Quick reaction: Kirsten Hubbard's books are so good they kill me.
Actual, full review: This review is scheduled to post on my blog on 2/29/12. It is h...moreQuick reaction: Kirsten Hubbard's books are so good they kill me.
Actual, full review: This review is scheduled to post on my blog on 2/29/12. It is here on Goodreads exclusively first. (Note: due to copy-and-paste, formatting and links have been lost.)
There are two types of flutters in your chest. The first type is when you read something sensual, something evocative and you know you should stop reading it, but you can't help it, so something quick bursts out among the fragments of seconds as you devour every single letter of every single word, savoring the strange inappropriateness of the scene. The second type is full on cardiac arrest. Where every part of you is shaking, fluttering so badly you don't even realize you're doing it until all of a second, you stop, and your heart just drops like a pebble; when you are a butterfly slowly flying away, wings straining against the pounding wind, and you can no longer ignore the fact that this--this feeling of complete fulfillment, complete satisfaction--has almost never happened before, and you are so desperate to feel it again you can't help but try and capture the wordless depiction into actual words.

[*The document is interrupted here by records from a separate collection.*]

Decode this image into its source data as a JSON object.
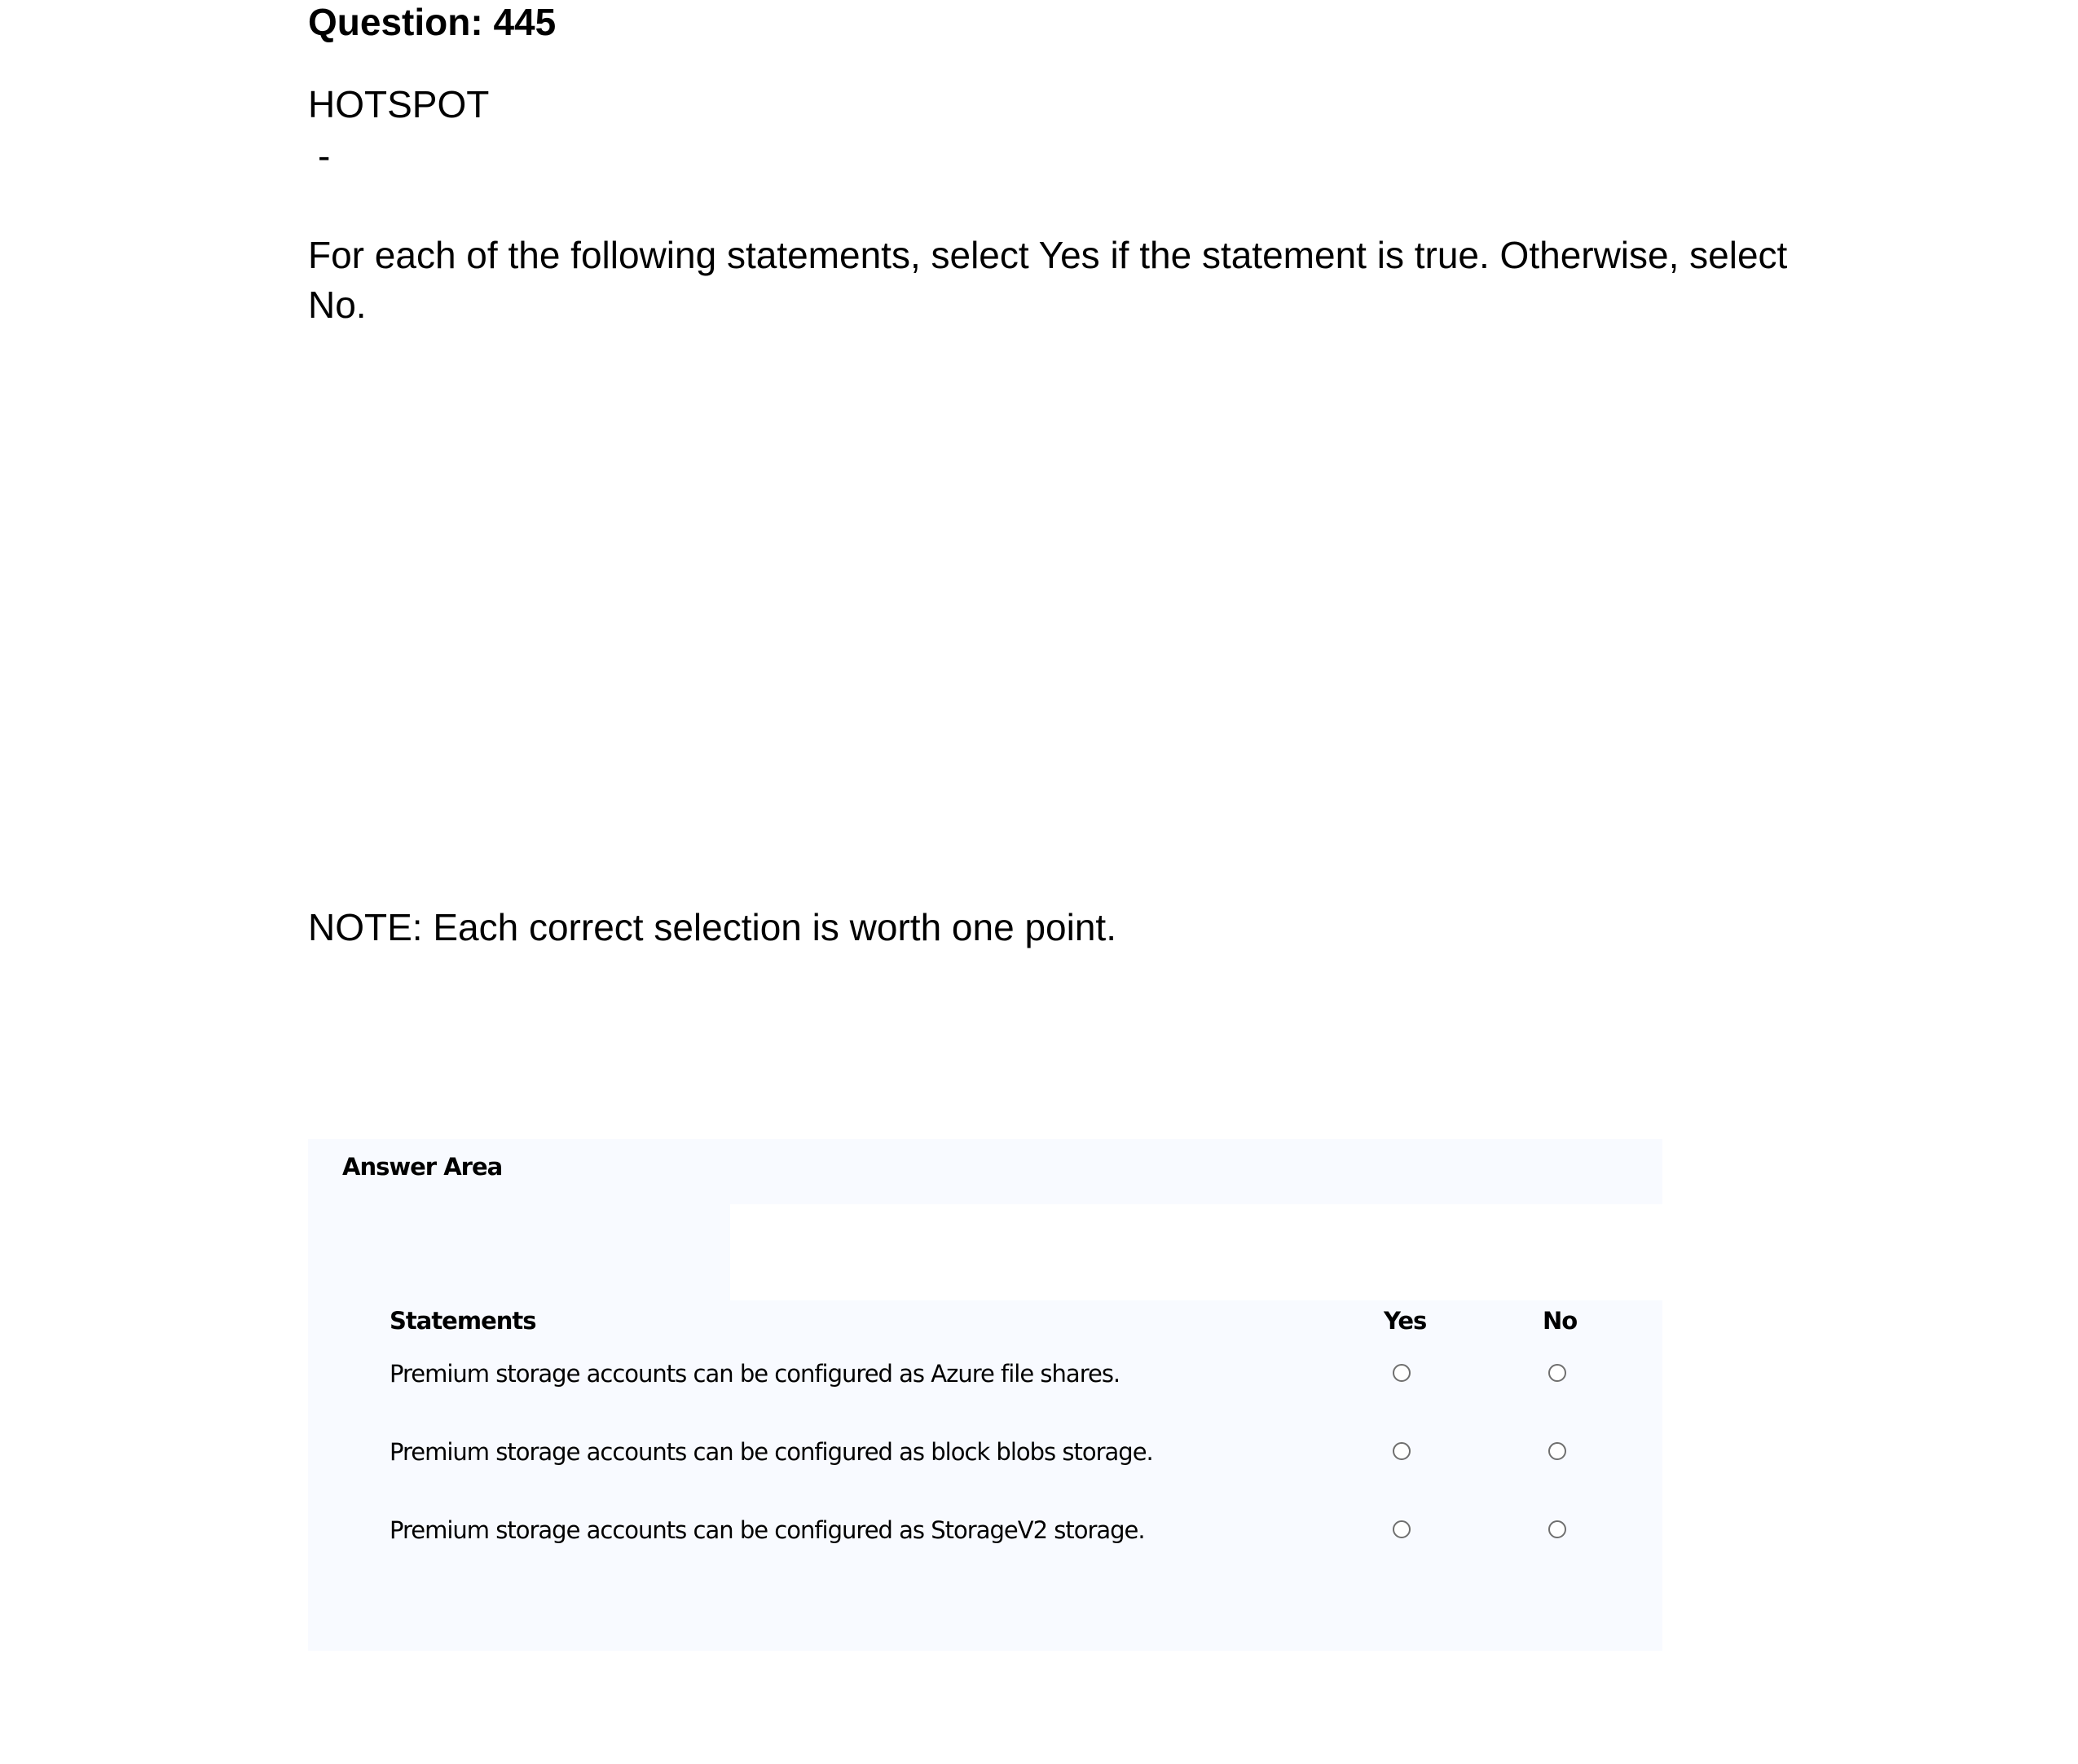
{
  "question": {
    "title": "Question: 445",
    "type": "HOTSPOT",
    "dash": "-",
    "instructions": "For each of the following statements, select Yes if the statement is true. Otherwise, select No.",
    "note": "NOTE: Each correct selection is worth one point."
  },
  "answer_area": {
    "title": "Answer Area",
    "headers": {
      "statements": "Statements",
      "yes": "Yes",
      "no": "No"
    },
    "statements": [
      {
        "text": "Premium storage accounts can be configured as Azure file shares.",
        "yes_selected": false,
        "no_selected": false
      },
      {
        "text": "Premium storage accounts can be configured as block blobs storage.",
        "yes_selected": false,
        "no_selected": false
      },
      {
        "text": "Premium storage accounts can be configured as StorageV2 storage.",
        "yes_selected": false,
        "no_selected": false
      }
    ]
  }
}
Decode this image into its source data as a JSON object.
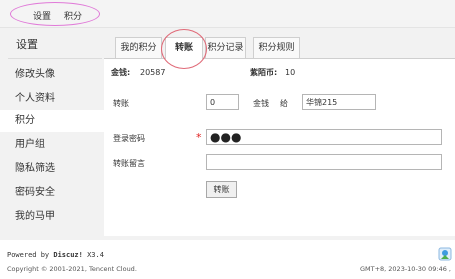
{
  "topnav": {
    "items": [
      "设置",
      "积分"
    ]
  },
  "sidebar": {
    "title": "设置",
    "items": [
      "修改头像",
      "个人资料",
      "积分",
      "用户组",
      "隐私筛选",
      "密码安全",
      "我的马甲"
    ]
  },
  "tabs": [
    "我的积分",
    "转账",
    "积分记录",
    "积分规则"
  ],
  "summary": {
    "gold_label": "金钱:",
    "gold_value": "20587",
    "purple_label": "紫陌币:",
    "purple_value": "10"
  },
  "form": {
    "transfer_label": "转账",
    "amount_value": "0",
    "currency_label": "金钱",
    "to_label": "给",
    "recipient_value": "华锦215",
    "password_label": "登录密码",
    "required_mark": "*",
    "password_mask": "●●●",
    "message_label": "转账留言",
    "message_value": "",
    "submit_label": "转账"
  },
  "footer": {
    "powered_prefix": "Powered by ",
    "powered_brand": "Discuz!",
    "powered_version": " X3.4",
    "copyright": "Copyright © 2001-2021, Tencent Cloud.",
    "timestamp": "GMT+8, 2023-10-30 09:46 ,"
  }
}
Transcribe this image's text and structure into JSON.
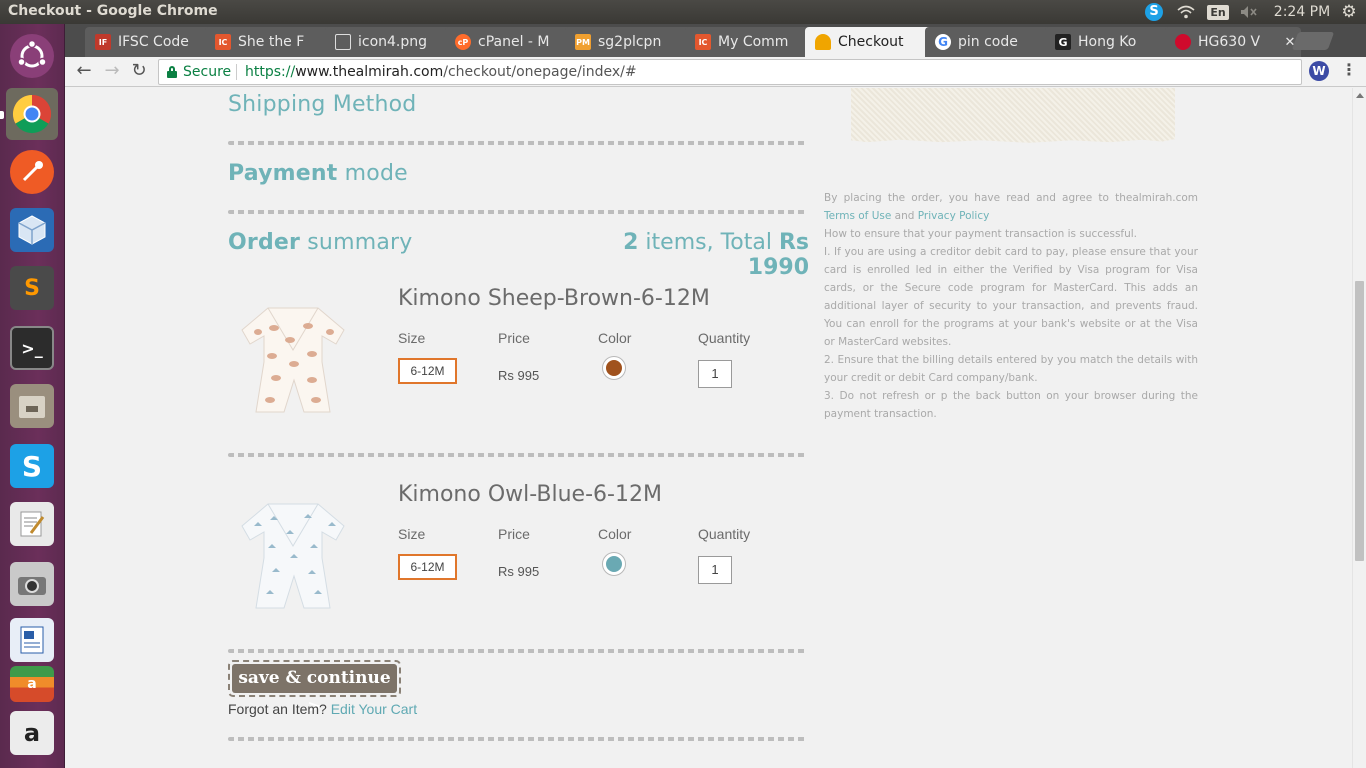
{
  "window": {
    "title": "Checkout - Google Chrome"
  },
  "tray": {
    "skype": "S",
    "lang": "En",
    "clock": "2:24 PM"
  },
  "tabs": [
    {
      "label": "IFSC Code",
      "favicon": "IFSC EPS",
      "color": "#c0392b"
    },
    {
      "label": "She the F",
      "favicon": "ICON",
      "color": "#e4572e"
    },
    {
      "label": "icon4.png",
      "favicon": "doc",
      "color": "#888888"
    },
    {
      "label": "cPanel - M",
      "favicon": "cP",
      "color": "#ff6c2c"
    },
    {
      "label": "sg2plcpn",
      "favicon": "PMA",
      "color": "#f0a030"
    },
    {
      "label": "My Comm",
      "favicon": "ICON",
      "color": "#e4572e"
    },
    {
      "label": "Checkout",
      "favicon": "almirah",
      "color": "#f0a500"
    },
    {
      "label": "pin code",
      "favicon": "G",
      "color": "#4285f4"
    },
    {
      "label": "Hong Ko",
      "favicon": "G",
      "color": "#222222"
    },
    {
      "label": "HG630 V",
      "favicon": "huawei",
      "color": "#cf0a2c"
    }
  ],
  "omnibox": {
    "secure_label": "Secure",
    "url_scheme": "https://",
    "url_host": "www.thealmirah.com",
    "url_path": "/checkout/onepage/index/#"
  },
  "checkout": {
    "shipping_method": "Shipping Method",
    "payment_bold": "Payment",
    "payment_rest": " mode",
    "order_bold": "Order",
    "order_rest": " summary",
    "total_count": "2",
    "total_mid": " items, Total ",
    "total_amount": "Rs 1990",
    "labels": {
      "size": "Size",
      "price": "Price",
      "color": "Color",
      "quantity": "Quantity"
    },
    "products": [
      {
        "name": "Kimono Sheep-Brown-6-12M",
        "size": "6-12M",
        "price": "Rs 995",
        "color": "#a0521d",
        "quantity": "1"
      },
      {
        "name": "Kimono Owl-Blue-6-12M",
        "size": "6-12M",
        "price": "Rs 995",
        "color": "#6aa9b3",
        "quantity": "1"
      }
    ],
    "save_button": "save & continue >",
    "forgot_text": "Forgot an Item? ",
    "edit_cart": "Edit Your Cart"
  },
  "terms": {
    "intro": "By placing the order, you have read and agree to thealmirah.com ",
    "terms_link": "Terms of Use",
    "and": " and ",
    "privacy_link": "Privacy Policy",
    "how_to": "How to ensure that your payment transaction is successful.",
    "point1": "I. If you are using a creditor debit card to pay, please ensure that your card is enrolled led in either the Verified by Visa program for Visa cards, or the Secure code program for MasterCard. This adds an additional layer of security to your transaction, and prevents fraud. You can enroll for the programs at your bank's website or at the Visa or MasterCard websites.",
    "point2": "2. Ensure that the billing details entered by you match the details with your credit or debit Card company/bank.",
    "point3": "3. Do not refresh or p the back button on your browser during the payment transaction."
  }
}
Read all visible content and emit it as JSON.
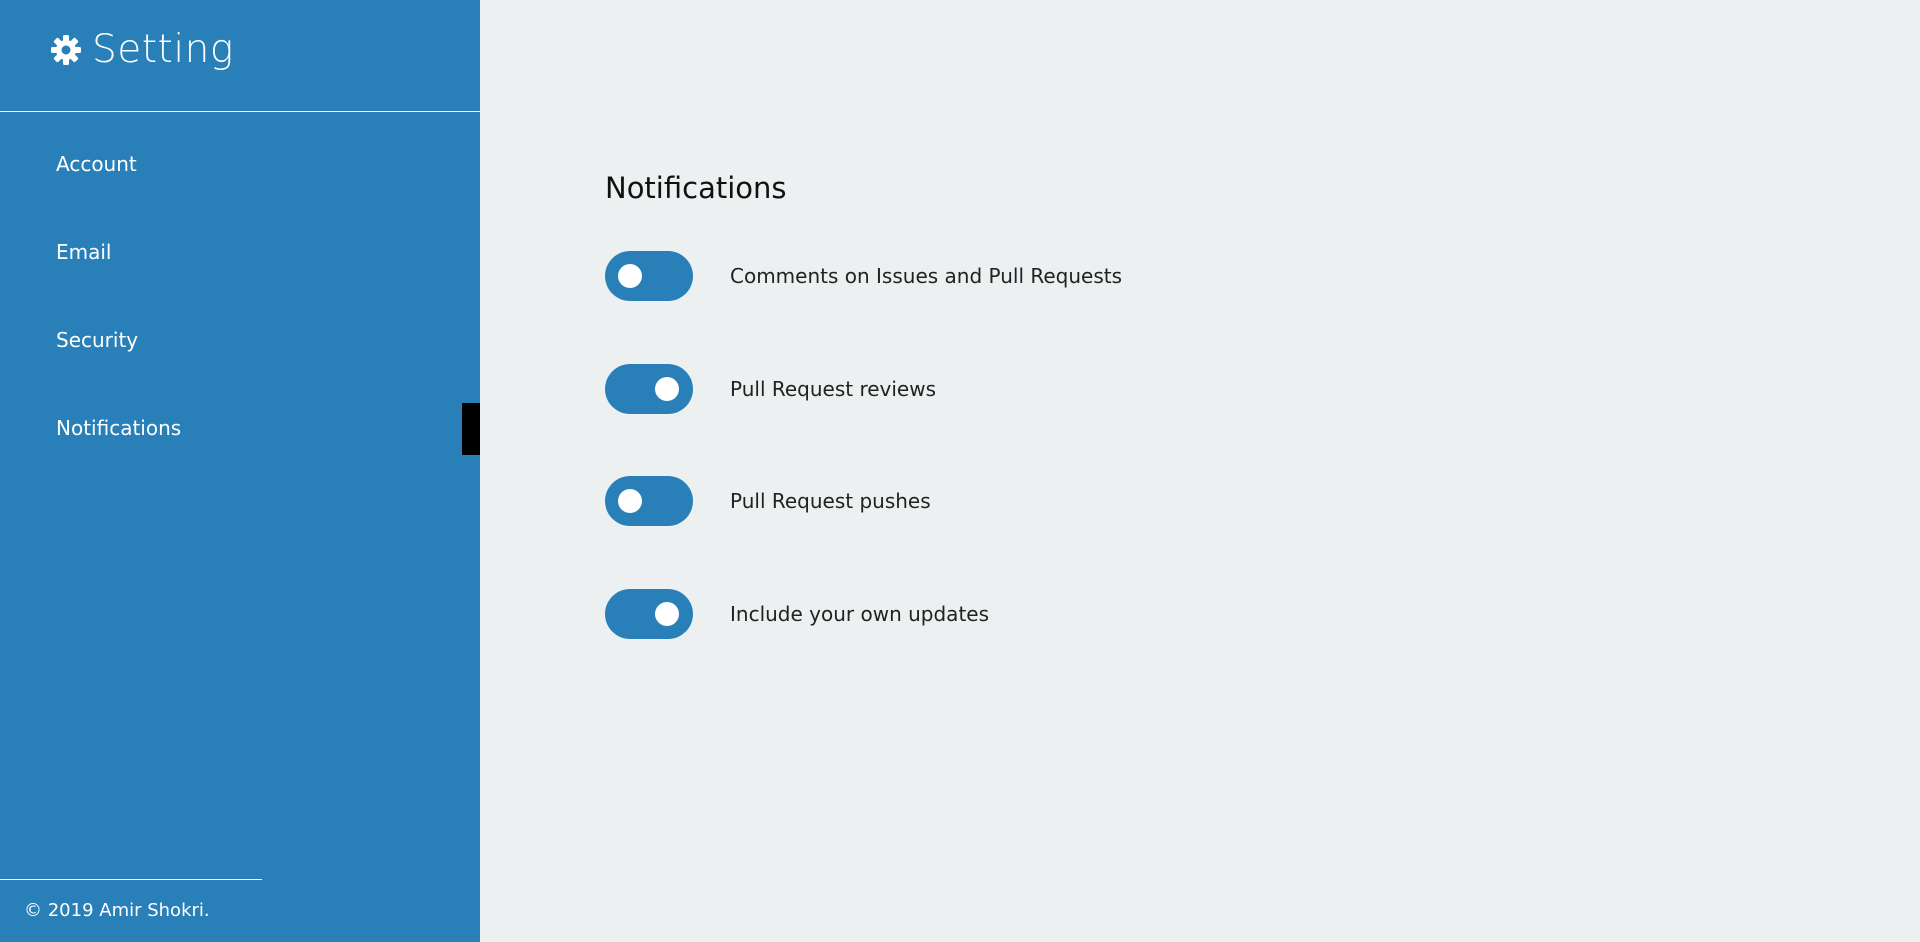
{
  "colors": {
    "sidebar_bg": "#2980b9",
    "main_bg": "#ecf0f1",
    "toggle_bg": "#2980b9",
    "active_indicator": "#000000"
  },
  "brand": {
    "icon": "gear-icon",
    "title": "Setting"
  },
  "sidebar": {
    "items": [
      {
        "label": "Account"
      },
      {
        "label": "Email"
      },
      {
        "label": "Security"
      },
      {
        "label": "Notifications",
        "active": true
      }
    ]
  },
  "footer": {
    "text": "© 2019 Amir Shokri."
  },
  "main": {
    "title": "Notifications",
    "settings": [
      {
        "label": "Comments on Issues and Pull Requests",
        "enabled": false
      },
      {
        "label": "Pull Request reviews",
        "enabled": true
      },
      {
        "label": "Pull Request pushes",
        "enabled": false
      },
      {
        "label": "Include your own updates",
        "enabled": true
      }
    ]
  }
}
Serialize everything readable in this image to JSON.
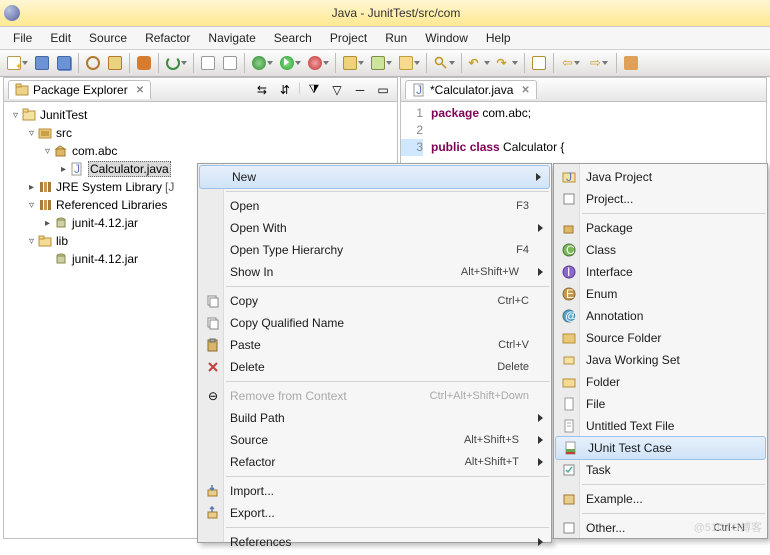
{
  "titlebar": {
    "title": "Java - JunitTest/src/com"
  },
  "menubar": [
    "File",
    "Edit",
    "Source",
    "Refactor",
    "Navigate",
    "Search",
    "Project",
    "Run",
    "Window",
    "Help"
  ],
  "pkg_explorer": {
    "title": "Package Explorer",
    "project": "JunitTest",
    "src": "src",
    "pkg": "com.abc",
    "file_selected": "Calculator.java",
    "jre": "JRE System Library",
    "jre_suffix": "[J",
    "ref": "Referenced Libraries",
    "junit_jar": "junit-4.12.jar",
    "lib": "lib",
    "lib_jar": "junit-4.12.jar"
  },
  "editor": {
    "tab": "*Calculator.java",
    "line1": "1",
    "line2": "2",
    "line3": "3",
    "code1_kw": "package",
    "code1_rest": " com.abc;",
    "code3_kw1": "public",
    "code3_kw2": "class",
    "code3_rest": " Calculator {"
  },
  "ctx1": {
    "new": "New",
    "open": "Open",
    "open_k": "F3",
    "openwith": "Open With",
    "opentype": "Open Type Hierarchy",
    "opentype_k": "F4",
    "showin": "Show In",
    "showin_k": "Alt+Shift+W",
    "copy": "Copy",
    "copy_k": "Ctrl+C",
    "copyq": "Copy Qualified Name",
    "paste": "Paste",
    "paste_k": "Ctrl+V",
    "delete": "Delete",
    "delete_k": "Delete",
    "remove": "Remove from Context",
    "remove_k": "Ctrl+Alt+Shift+Down",
    "buildpath": "Build Path",
    "source": "Source",
    "source_k": "Alt+Shift+S",
    "refactor": "Refactor",
    "refactor_k": "Alt+Shift+T",
    "import": "Import...",
    "export": "Export...",
    "references": "References"
  },
  "ctx2": {
    "javaproj": "Java Project",
    "project": "Project...",
    "package": "Package",
    "class": "Class",
    "interface": "Interface",
    "enum": "Enum",
    "annotation": "Annotation",
    "srcfolder": "Source Folder",
    "workingset": "Java Working Set",
    "folder": "Folder",
    "file": "File",
    "untitled": "Untitled Text File",
    "junit": "JUnit Test Case",
    "task": "Task",
    "example": "Example...",
    "other": "Other...",
    "other_k": "Ctrl+N"
  }
}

Wanderlove is both, but especially the latter. I gave it everything, and it hurt me too much, made me ache, and at the end, I cried tears of relentless joy. I was so happy--I can't remember the last time a book made me this happy. I need something strong to grip on to, so that I can take a deep breath and tell myself to calm the heck down, because this review is so, so hard to write, and I'm so, so tired of running away and not looking back.
I was worried about this book at first. The whole synopsis of traveling and backpacking? Eh. Not really what I'm looking for. But... it's Kirsten Hubbard, a small part of me had whispered, and so, even as I dug through the first few chapters where we didn't know Bria very well, when she was still a stranger, I gave it a try.
I should have known that it would enchant me to the end of the world and shatter me all at once.
This book is about so much more than just traveling. It's about love, about trust, about running away and not running away. About staying still and not staying still. About watching the world spin around like a merry-go-round ride while you're standing in the middle, and as it sweeps you away into a land of endless confusion, you learn to eventually grab on to a horse and climb on, fighting your way through the hurdles of life. But, at it's heart, it's also a beautiful love story. There is no such concept as insta-love here. It is a fascinating and eternal and aching journey of learning that, yes, it's alright to fall back into someone else's arms, even after everything you've lost. It's okay to be afraid. It's okay to be angry. But you have to learn to discover the when, so that when the time comes, you won't miss it.
Sometimes, Wanderlove is magical. Sometimes, Wanderlove is heartbreaking. Kirsten Hubbard's books are so good they kill me.
But always, always, Wanderlove will find the piece of your heart that wandered away, and return it to you, so that finally, you are whole and new.(less)